 At this juncture, from the standpoint of a genealogist rather than a microbiologist or geneticist, I need to confront the issue of the complex technical scientific structure of genetics and its relationship to the genealogical DNA experience. I am not particularly interested in becoming a geneticist so the question arises about exactly how much do I need to know about genetics to use DNA testing for genealogical research?

When I think about an answer to this question, I think about my recent driving trips across the United States. We drove a total of about 10,000 miles from Utah back and forth and while living on the East Coast. During that entire time, not once did I have to worry about how my car operated. As a matter of fact, I do know a considerable amount about the workings of internal combustion engines and have spent a great deal of time replacing parts etc. But what did I really need to know about my car while I was driving across the country? How to put in gas. When to get the oil changed and tires checked. The most complicated thing I did on the trip was to have a battery replaced, change two air filters and replace the windshield wipers. Oh, I also got the car washed.

What does this have to do with genealogy and DNA? What do I need to know about DNA to use it for genealogical research? Hmm, I just repeated my question. Maybe the answer is really in the question. I think the answer is not a whole lot. All the parts of DNA testing that have to do with genes, X chromosomes, Y chromosomes, mitochondria, and so forth are in the category of nice to know.  The DNA testing companies provide me with the information I need to do my research. When I have my own research in a family tree and the companies give me a list of people I am "related" to, it is entirely up to me as to how I go about using that data. But you are essentially telling me that I have to know how to overhaul an engine to drive across the country to tell me I have to be a geneticist to do genealogical research.

I am not through with what we do need to know. One thing that the history of genetics helps all of us to understand is that humans are all humans. We all belong to the same species. The fact that we can demonstrate genealogical relationships with DNA tests should indicate that we all share the same DNA. So what do we need to know? I will presently try to answer that question as I continue this series.

See these previous posts:

Part One:
Part Two:
Part Three:
Part Four:

1 comment:

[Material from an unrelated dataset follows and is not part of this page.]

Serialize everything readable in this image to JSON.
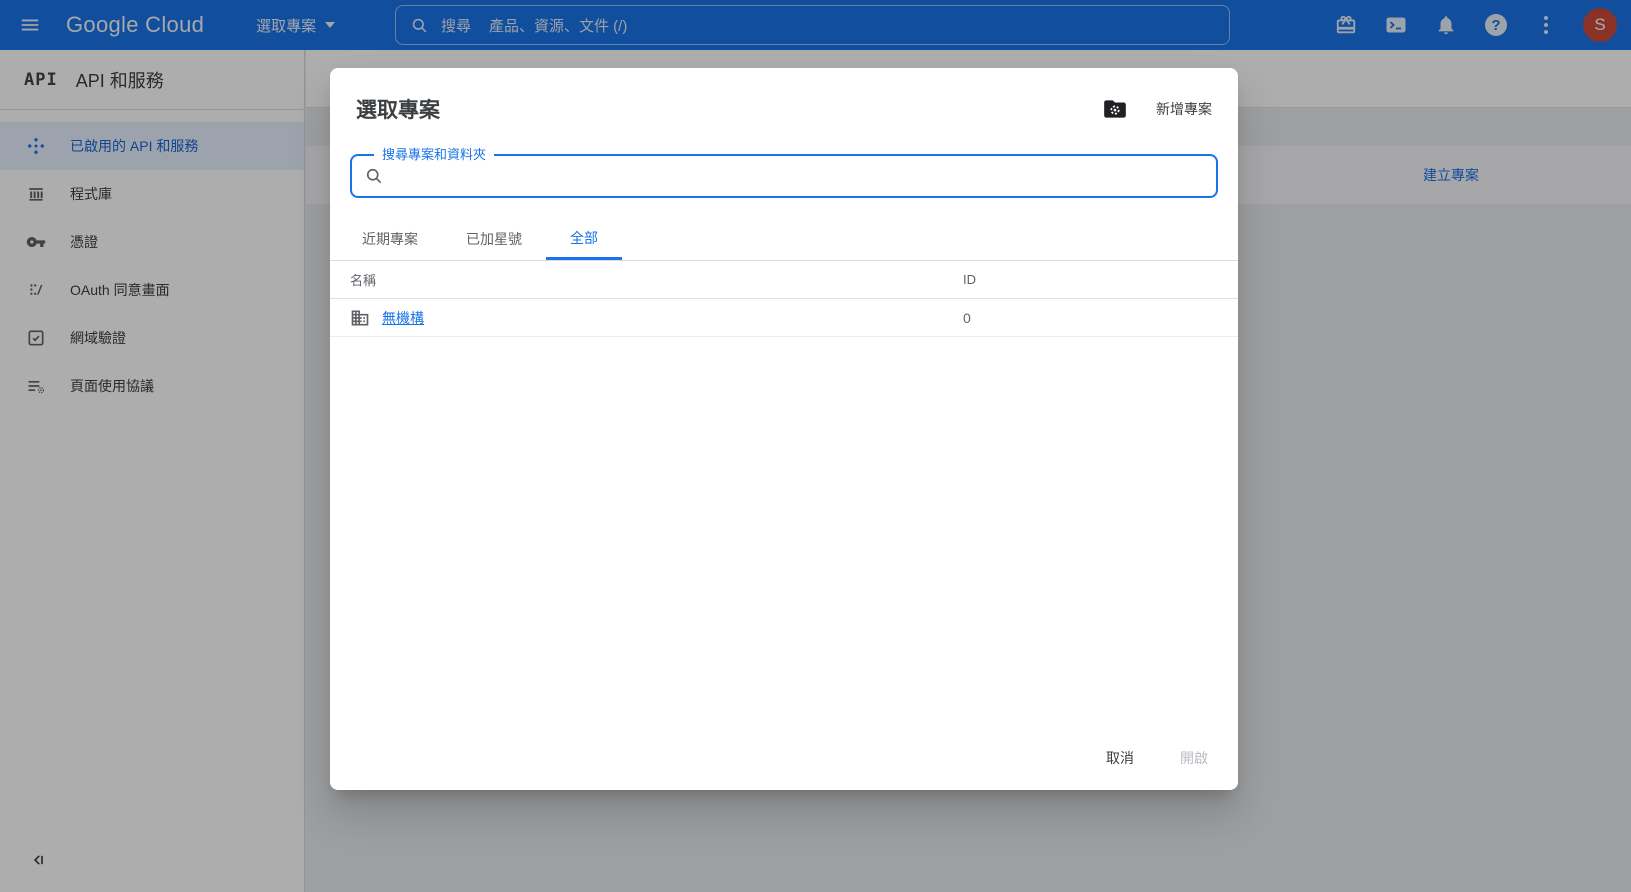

  1. You commented:"The idea that physical traits could be altered by selection was ingrained in the world's cultures. For example, there is the story in the Bible of Jacob and sheep in Genesis 30:25-43" This is a misapplication in trying to establish the History of the Development of Genealogical DNA. Jesus heals ten men with leprosy. How did it happen? And they lifted up their voices, and said, Jesus, Master, have mercy on us. And when he saw them, he said unto them, Go shew yourselves unto the priests. And it came to pass, that, as they went, they were cleansed. Leprosy is an infectious disease with gruesome symptoms. It damages the skin, peripheral nerves, the upper respiratory tract, and the eyes. Calculate the DNA transformations in their bodies, in relation to the distance needed to walk from Christ to the priests, if you can. Jacob's actions fall into the category of Moses and the snake on the pole, that the people were to gaze upon, for physical salvation; or, the significance of putting blood on the doorposts, in Egypt. Genetic alterations occurred as faith became actions.